Kid Two suggested I write a children’s book about kitchen homonyms just after I’d made an eyeball-rolling joke about needing to knead that evening’s pizza dough. How cool is that – at 13, he still thinks his mom is interesting and capable! I was quite flattered.

His 8-year old cousin T-Man was in town and needed a refresher course on exactly what a homonym was. He got right on board with the challenge, and three of us got pretty set off with pup on our afternoon beach walk, brainstorming all the way. I should qualify that – excitedly brainstorming – we were having a good time. I texted myself the list as we walked:

Pear – pair – pare
Fare – fair
Mousse – moose
Chili – chilly
Air (this had to do with making meringue!) – heir
Hare – hair
Steak -stake
Butt (as in steak!) – but
Cereal – serial
Beet – beat
Whey – way
Meat – meet
Beech (beech nut) – beach
Knead – need
Leek – leak
Thyme – time
Peaks (meringue again!) – peeks
Flour – flower
Dough – D’oh!
Lean – lean (a true homonym)
Pea – pee (boys, remember!)
Wok – walk
Grate – great
Wine – whine
Two (in measuring) – too – to
Waste – waist
Fowl – foul
Offal – awful (my favorite homophone pair)
Pie – pi
Piece – peace
Cabinet – cabinet

Not bad for 8- and 13- year old boys! Short on plot but long on wordplay opportunities.

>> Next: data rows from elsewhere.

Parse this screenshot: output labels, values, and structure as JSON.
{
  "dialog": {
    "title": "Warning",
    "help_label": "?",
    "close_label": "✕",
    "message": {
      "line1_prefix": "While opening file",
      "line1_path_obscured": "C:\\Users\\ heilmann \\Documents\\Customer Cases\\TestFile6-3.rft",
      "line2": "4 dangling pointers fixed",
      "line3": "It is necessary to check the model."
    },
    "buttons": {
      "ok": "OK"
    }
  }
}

As soon as we deemed the list mostly complete, they beat at logs with sticks and wrestled in the sand, as boys are wont to do after too much thinking.


I have to say, that afternoon goes a long way in supporting my theory that boy-children do their best thinking while physically active. I honestly believe, if schools swapped treadmills and exercise bikes for boys’ desks, test scores would zoom and drop out rates fall.

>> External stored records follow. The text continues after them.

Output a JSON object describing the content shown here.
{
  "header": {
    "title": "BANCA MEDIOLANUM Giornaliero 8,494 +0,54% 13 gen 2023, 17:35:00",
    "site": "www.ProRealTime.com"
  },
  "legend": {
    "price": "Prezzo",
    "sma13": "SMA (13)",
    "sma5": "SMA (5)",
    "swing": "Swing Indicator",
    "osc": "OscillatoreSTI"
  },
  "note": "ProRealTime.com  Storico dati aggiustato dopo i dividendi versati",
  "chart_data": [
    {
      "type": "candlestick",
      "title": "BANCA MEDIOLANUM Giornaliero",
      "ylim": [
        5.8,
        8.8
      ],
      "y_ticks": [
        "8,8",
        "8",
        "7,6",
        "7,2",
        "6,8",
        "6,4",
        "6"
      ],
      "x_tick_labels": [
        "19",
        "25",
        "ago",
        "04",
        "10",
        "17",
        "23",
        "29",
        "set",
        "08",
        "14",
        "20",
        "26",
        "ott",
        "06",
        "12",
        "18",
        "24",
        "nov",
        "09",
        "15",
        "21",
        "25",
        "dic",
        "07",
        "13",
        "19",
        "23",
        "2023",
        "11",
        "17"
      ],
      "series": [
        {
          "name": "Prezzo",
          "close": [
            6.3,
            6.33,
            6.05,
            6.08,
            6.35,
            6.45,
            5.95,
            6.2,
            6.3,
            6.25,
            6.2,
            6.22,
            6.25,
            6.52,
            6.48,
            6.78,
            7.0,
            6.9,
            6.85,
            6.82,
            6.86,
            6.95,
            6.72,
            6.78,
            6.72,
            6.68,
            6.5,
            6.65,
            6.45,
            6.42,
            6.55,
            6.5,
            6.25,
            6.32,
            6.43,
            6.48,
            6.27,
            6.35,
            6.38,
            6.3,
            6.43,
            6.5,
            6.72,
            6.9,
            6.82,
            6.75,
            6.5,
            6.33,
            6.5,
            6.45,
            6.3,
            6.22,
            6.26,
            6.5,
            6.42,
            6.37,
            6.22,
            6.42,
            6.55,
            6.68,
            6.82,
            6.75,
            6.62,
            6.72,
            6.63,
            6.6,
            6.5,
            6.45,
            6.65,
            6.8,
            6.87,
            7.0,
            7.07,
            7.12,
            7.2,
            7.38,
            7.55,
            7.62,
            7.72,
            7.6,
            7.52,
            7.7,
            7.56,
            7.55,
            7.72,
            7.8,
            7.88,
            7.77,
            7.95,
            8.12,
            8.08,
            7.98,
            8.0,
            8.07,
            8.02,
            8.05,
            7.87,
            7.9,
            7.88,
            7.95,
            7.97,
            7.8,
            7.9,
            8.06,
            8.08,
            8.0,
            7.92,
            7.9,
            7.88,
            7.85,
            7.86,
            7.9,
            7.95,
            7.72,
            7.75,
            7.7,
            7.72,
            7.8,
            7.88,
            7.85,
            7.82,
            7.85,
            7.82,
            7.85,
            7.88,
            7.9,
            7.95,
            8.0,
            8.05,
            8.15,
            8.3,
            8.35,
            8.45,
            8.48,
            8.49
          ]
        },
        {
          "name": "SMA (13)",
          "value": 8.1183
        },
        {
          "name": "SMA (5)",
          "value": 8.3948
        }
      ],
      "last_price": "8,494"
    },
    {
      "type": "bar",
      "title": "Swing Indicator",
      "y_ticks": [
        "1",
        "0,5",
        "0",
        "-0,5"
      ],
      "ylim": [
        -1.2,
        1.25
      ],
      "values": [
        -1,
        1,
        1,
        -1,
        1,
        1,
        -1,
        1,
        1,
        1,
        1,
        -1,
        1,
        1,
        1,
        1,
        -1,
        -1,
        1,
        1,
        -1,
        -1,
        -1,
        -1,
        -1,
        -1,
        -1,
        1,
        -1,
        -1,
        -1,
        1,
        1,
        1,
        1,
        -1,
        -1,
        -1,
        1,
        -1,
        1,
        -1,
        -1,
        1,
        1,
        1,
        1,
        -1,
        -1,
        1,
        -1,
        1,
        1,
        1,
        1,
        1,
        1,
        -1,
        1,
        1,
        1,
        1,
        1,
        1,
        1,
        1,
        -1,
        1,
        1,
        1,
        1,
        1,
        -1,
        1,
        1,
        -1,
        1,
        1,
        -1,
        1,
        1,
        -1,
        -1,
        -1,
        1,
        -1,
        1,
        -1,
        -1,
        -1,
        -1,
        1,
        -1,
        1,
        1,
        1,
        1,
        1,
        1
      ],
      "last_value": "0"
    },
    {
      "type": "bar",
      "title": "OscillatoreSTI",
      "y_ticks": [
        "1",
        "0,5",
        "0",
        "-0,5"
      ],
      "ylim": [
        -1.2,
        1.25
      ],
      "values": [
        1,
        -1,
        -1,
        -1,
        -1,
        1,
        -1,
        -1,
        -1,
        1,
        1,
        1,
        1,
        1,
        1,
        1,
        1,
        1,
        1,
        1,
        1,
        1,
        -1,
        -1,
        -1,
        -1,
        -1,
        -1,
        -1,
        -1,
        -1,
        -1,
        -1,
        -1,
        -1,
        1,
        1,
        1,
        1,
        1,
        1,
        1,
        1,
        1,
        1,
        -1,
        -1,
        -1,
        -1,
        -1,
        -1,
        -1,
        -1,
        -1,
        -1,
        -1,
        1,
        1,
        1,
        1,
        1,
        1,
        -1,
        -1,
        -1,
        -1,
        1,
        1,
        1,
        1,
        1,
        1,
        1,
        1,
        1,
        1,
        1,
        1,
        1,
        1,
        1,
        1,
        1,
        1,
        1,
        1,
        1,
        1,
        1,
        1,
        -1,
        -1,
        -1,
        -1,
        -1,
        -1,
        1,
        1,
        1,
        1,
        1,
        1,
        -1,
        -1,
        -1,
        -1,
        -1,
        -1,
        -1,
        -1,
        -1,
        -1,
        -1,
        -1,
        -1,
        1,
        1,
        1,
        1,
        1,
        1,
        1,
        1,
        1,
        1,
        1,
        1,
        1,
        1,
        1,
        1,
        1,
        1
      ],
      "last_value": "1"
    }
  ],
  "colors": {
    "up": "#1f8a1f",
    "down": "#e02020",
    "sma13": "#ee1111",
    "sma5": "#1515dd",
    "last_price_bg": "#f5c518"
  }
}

Later I discovered my explanation was technically in error; in linguistics need and knead are homophones, because they only share the same pronunciation. Lean (sloping) and lean (not fat) are the true homonyms by virtue of sharing both spelling and pronunciation.

So how about it? Any illustrators out there want to partner with me to come up with a kids’ book?